Mark Wallace set to retire from Department of Natural Resources Management
By: Norman Martin
Mark Wallace, a nationally-known leader in wildlife/habitat management and administrator in Texas Tech University's Department of Natural Resources Management, has announced plans to retire in December after nearly two and a half decades on the job. Wallace served as chair of the department from 2011 to 2019.
"I am truly thankful for the opportunities I have had to work with folks at Texas Tech, particularly the NRM faculty, staff, and students since 1996," Wallace said. "Most gratifying has been the work done in getting the 13 PhD and 33 MS students I have advised/co-advised completed.

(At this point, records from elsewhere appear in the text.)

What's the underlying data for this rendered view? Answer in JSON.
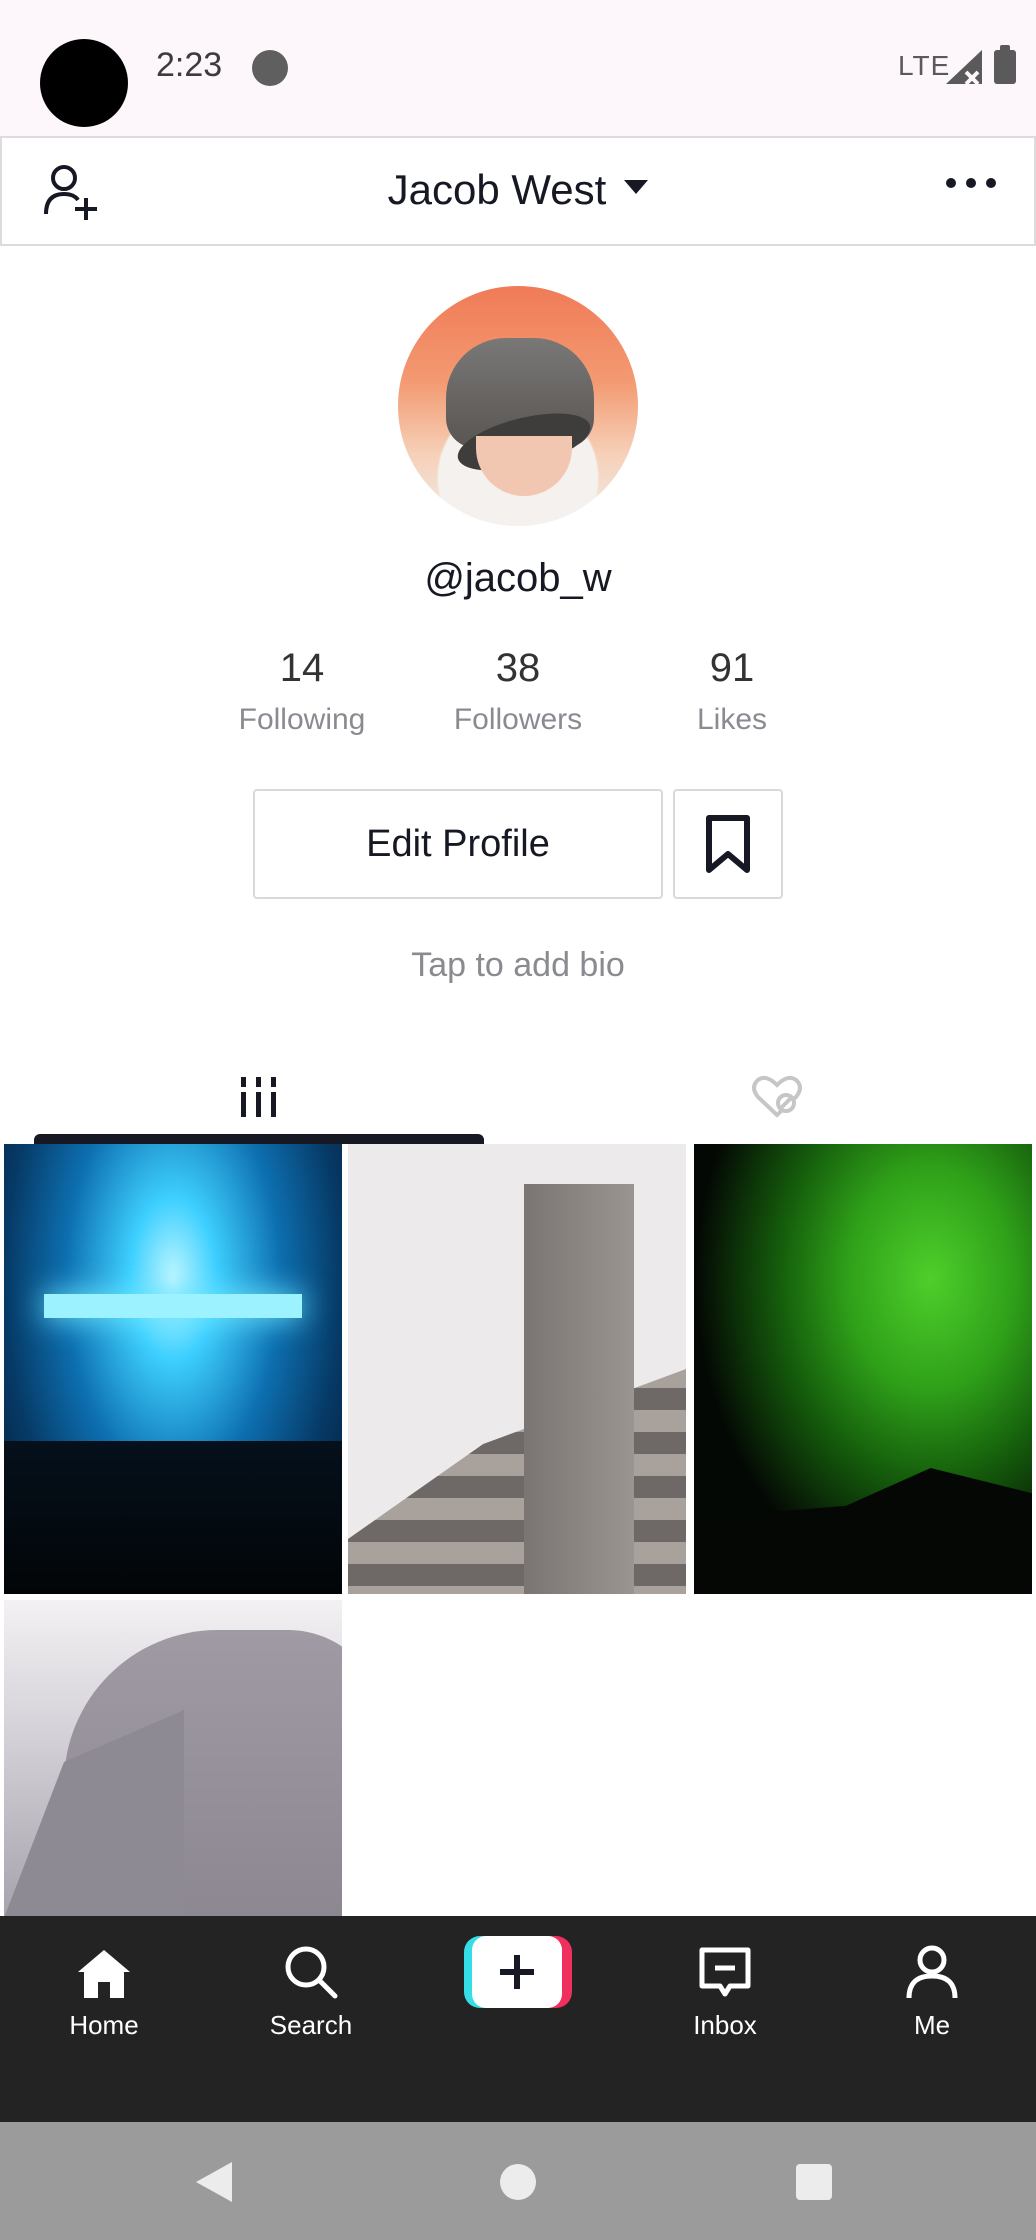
{
  "status_bar": {
    "time": "2:23",
    "network": "LTE",
    "icons": [
      "camera-cutout",
      "app-notification-icon",
      "signal-icon",
      "battery-icon"
    ]
  },
  "header": {
    "display_name": "Jacob West",
    "icons": [
      "add-user-icon",
      "caret-down-icon",
      "more-icon"
    ]
  },
  "profile": {
    "handle": "@jacob_w",
    "stats": [
      {
        "value": "14",
        "label": "Following"
      },
      {
        "value": "38",
        "label": "Followers"
      },
      {
        "value": "91",
        "label": "Likes"
      }
    ],
    "edit_label": "Edit Profile",
    "bio_placeholder": "Tap to add bio"
  },
  "tabs": {
    "active": "videos",
    "icons": [
      "videos-grid-icon",
      "liked-hidden-icon"
    ]
  },
  "videos": [
    {
      "id": "concert"
    },
    {
      "id": "building"
    },
    {
      "id": "aurora"
    },
    {
      "id": "mountain"
    }
  ],
  "bottom_nav": {
    "items": [
      {
        "label": "Home",
        "icon": "home-icon"
      },
      {
        "label": "Search",
        "icon": "search-icon"
      },
      {
        "label": "",
        "icon": "plus-icon"
      },
      {
        "label": "Inbox",
        "icon": "inbox-icon"
      },
      {
        "label": "Me",
        "icon": "profile-icon"
      }
    ]
  },
  "colors": {
    "nav_bg": "#232323",
    "create_cyan": "#35dde6",
    "create_red": "#ef2f5e",
    "text_primary": "#161823",
    "text_secondary": "#8a8b91"
  }
}
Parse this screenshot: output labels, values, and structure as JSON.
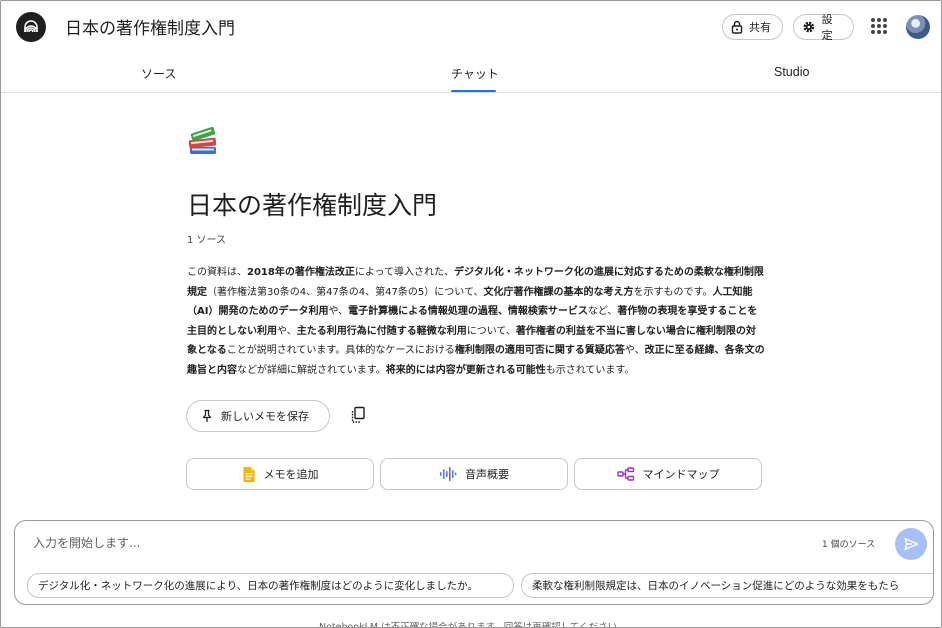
{
  "header": {
    "title": "日本の著作権制度入門",
    "share_label": "共有",
    "settings_label": "設定",
    "logo_icon": "notebook-logo-icon",
    "accent_color": "#1a73e8"
  },
  "tabs": [
    {
      "label": "ソース",
      "active": false
    },
    {
      "label": "チャット",
      "active": true
    },
    {
      "label": "Studio",
      "active": false
    }
  ],
  "notebook": {
    "emoji_icon": "books-icon",
    "title": "日本の著作権制度入門",
    "source_count": "1 ソース",
    "summary": [
      {
        "text": "この資料は、",
        "bold": false
      },
      {
        "text": "2018年の著作権法改正",
        "bold": true
      },
      {
        "text": "によって導入された、",
        "bold": false
      },
      {
        "text": "デジタル化・ネットワーク化の進展に対応するための柔軟な権利制限規定",
        "bold": true
      },
      {
        "text": "（著作権法第30条の4、第47条の4、第47条の5）について、",
        "bold": false
      },
      {
        "text": "文化庁著作権課の基本的な考え方",
        "bold": true
      },
      {
        "text": "を示すものです。",
        "bold": false
      },
      {
        "text": "人工知能（AI）開発のためのデータ利用",
        "bold": true
      },
      {
        "text": "や、",
        "bold": false
      },
      {
        "text": "電子計算機による情報処理の過程、情報検索サービス",
        "bold": true
      },
      {
        "text": "など、",
        "bold": false
      },
      {
        "text": "著作物の表現を享受することを主目的としない利用",
        "bold": true
      },
      {
        "text": "や、",
        "bold": false
      },
      {
        "text": "主たる利用行為に付随する軽微な利用",
        "bold": true
      },
      {
        "text": "について、",
        "bold": false
      },
      {
        "text": "著作権者の利益を不当に害しない場合に権利制限の対象となる",
        "bold": true
      },
      {
        "text": "ことが説明されています。具体的なケースにおける",
        "bold": false
      },
      {
        "text": "権利制限の適用可否に関する質疑応答",
        "bold": true
      },
      {
        "text": "や、",
        "bold": false
      },
      {
        "text": "改正に至る経緯、各条文の趣旨と内容",
        "bold": true
      },
      {
        "text": "などが詳細に解説されています。",
        "bold": false
      },
      {
        "text": "将来的には内容が更新される可能性",
        "bold": true
      },
      {
        "text": "も示されています。",
        "bold": false
      }
    ],
    "save_note_label": "新しいメモを保存",
    "actions": [
      {
        "label": "メモを追加",
        "icon": "note-icon"
      },
      {
        "label": "音声概要",
        "icon": "audio-wave-icon"
      },
      {
        "label": "マインドマップ",
        "icon": "mind-map-icon"
      }
    ]
  },
  "composer": {
    "placeholder": "入力を開始します...",
    "source_chip": "1 個のソース",
    "suggestions": [
      "デジタル化・ネットワーク化の進展により、日本の著作権制度はどのように変化しましたか。",
      "柔軟な権利制限規定は、日本のイノベーション促進にどのような効果をもたら"
    ]
  },
  "footer": {
    "disclaimer": "NotebookLM は不正確な場合があります。回答は再確認してください。"
  }
}
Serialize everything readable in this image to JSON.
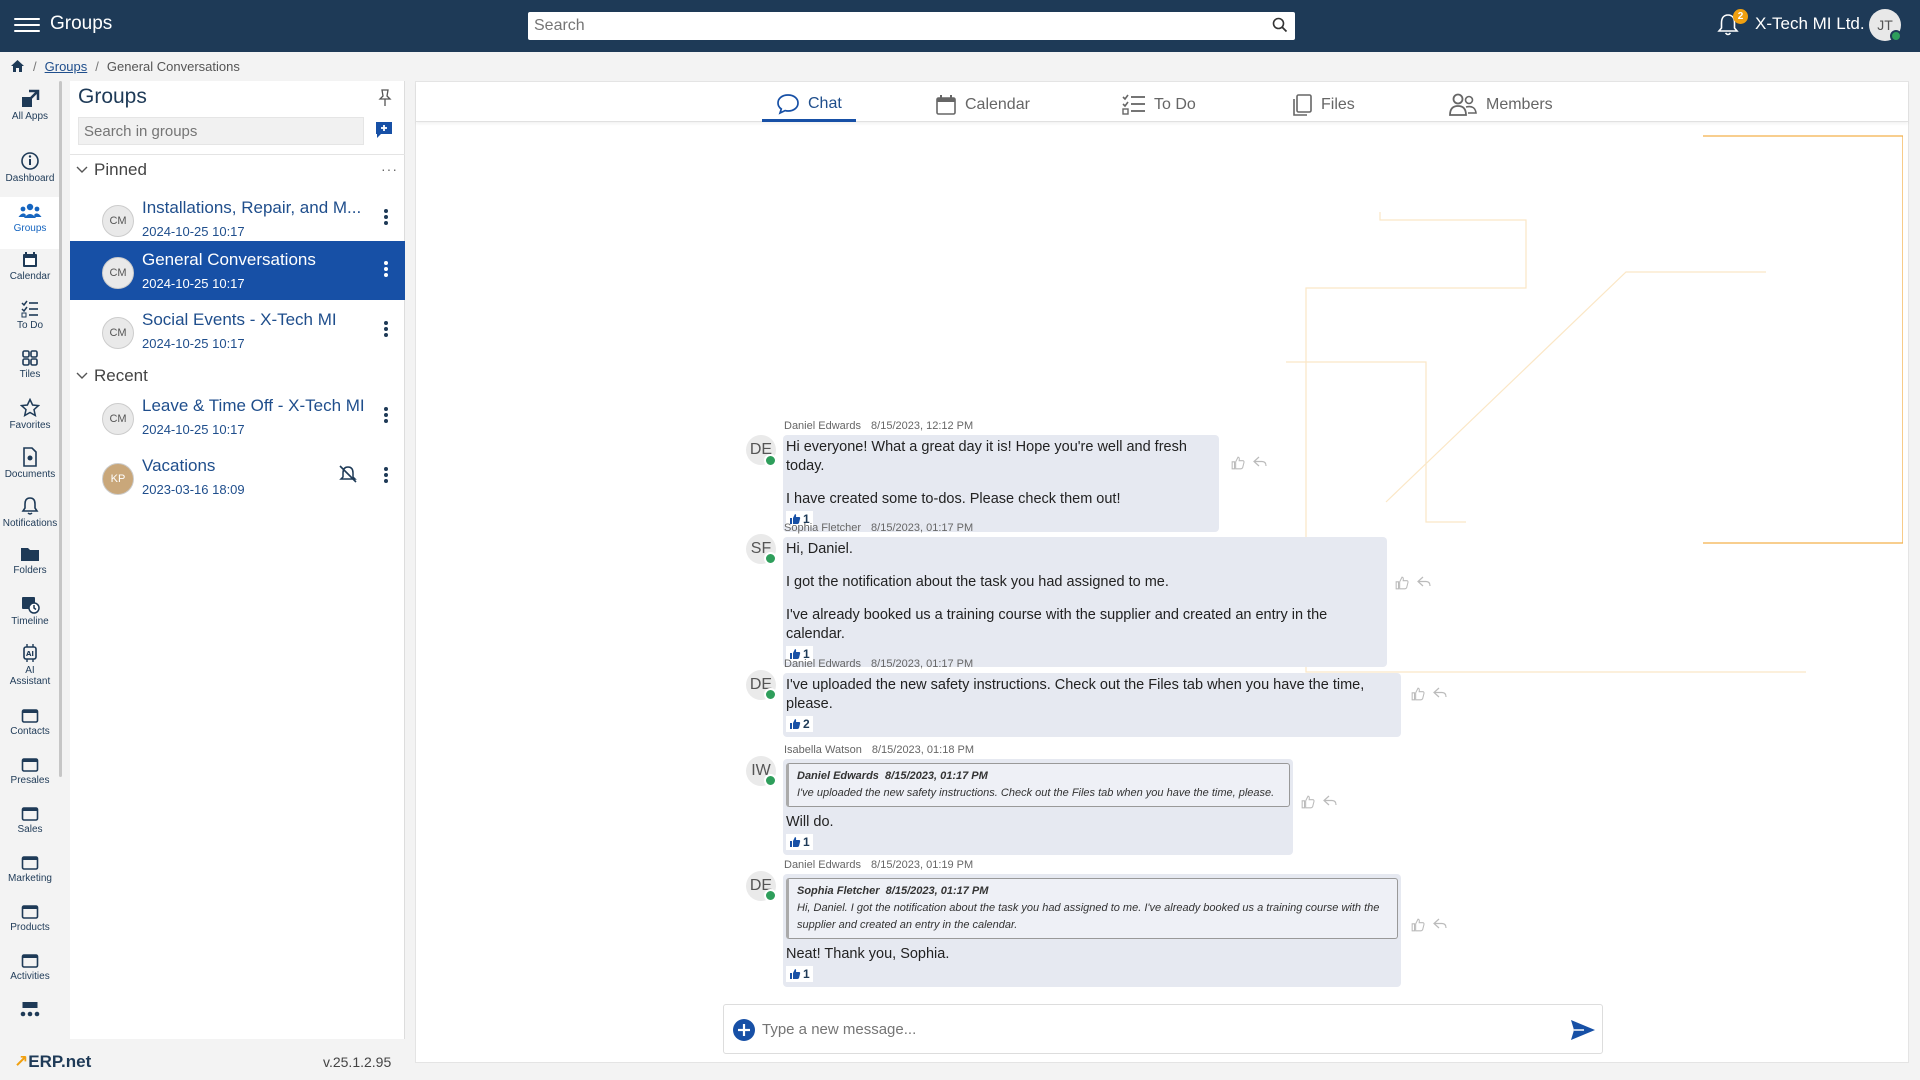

These students have all gone on to be productive members of our profession – a legacy I am truly proud to be a part of."
Wallace, who was named a full professor in 2010, has centered his research on wildlife/habitat relationships, conducting his efforts over much of North America. A current research focus is wildlife in the ru¬ral-urban interface because it provides excellent opportunities to study vertebrate populations in fragmented habitats.
"We've been working to integrate amenity and ecological values of wildlife into urban planning and new designs for urban development," he said.
In addition to his extensive teaching duties, Wallace's research interests earlier in his career focused on animal-habitat relationships studying land use effects on turkey populations in Texas and Kansas, elk in New Mexico, ecologies of prairie species in the Texas panhandle, and even the economic value of songbirds in Lubbock.
"Wildlife in the rural-urban interface provides excellent opportunities to study vertebrate populations in fragmented habitats," he said. Wallace's research also focused on the additional ethical considerations of working with wildlife in natural and human-dominated ecosystems.
Prior to joining Texas Tech's faculty, Wallace served as an adjunct assistant professor and lecturer at the University of Rhode Island. He also worked in several research-related positions at the University of Arizona and with the National Park Service in Washington.
Wallace earned a bachelor's degree in forest resources/wildlife science from the University of Washington and a master's degree in wildlife ecology from the University of Arizona. His doctorate in wildlife and fisheries sciences is from the University of Arizona.
He has been a member of The Wildlife Society since 1978, served as President of the Southwest Section of The Wildlife Society, chaired Texas Tech's Institutional Animal Care and Use Committee for five years, and was advisor and quiz bowl coach for the department's Range, Wildlife and Fisheries Club from 1997 to 2009. Wallace was also a board member of the Urban Wildlife Working Group, and secretary of The Wildlife Society's College and University Education Working Group.
CONTACT: Warren Conway, Bricker Endowed Chair in Wildlife Management and Chairperson, Department of Natural Resources Management, Texas Tech University at (806) 834-6579 or firstname.lastname@example.org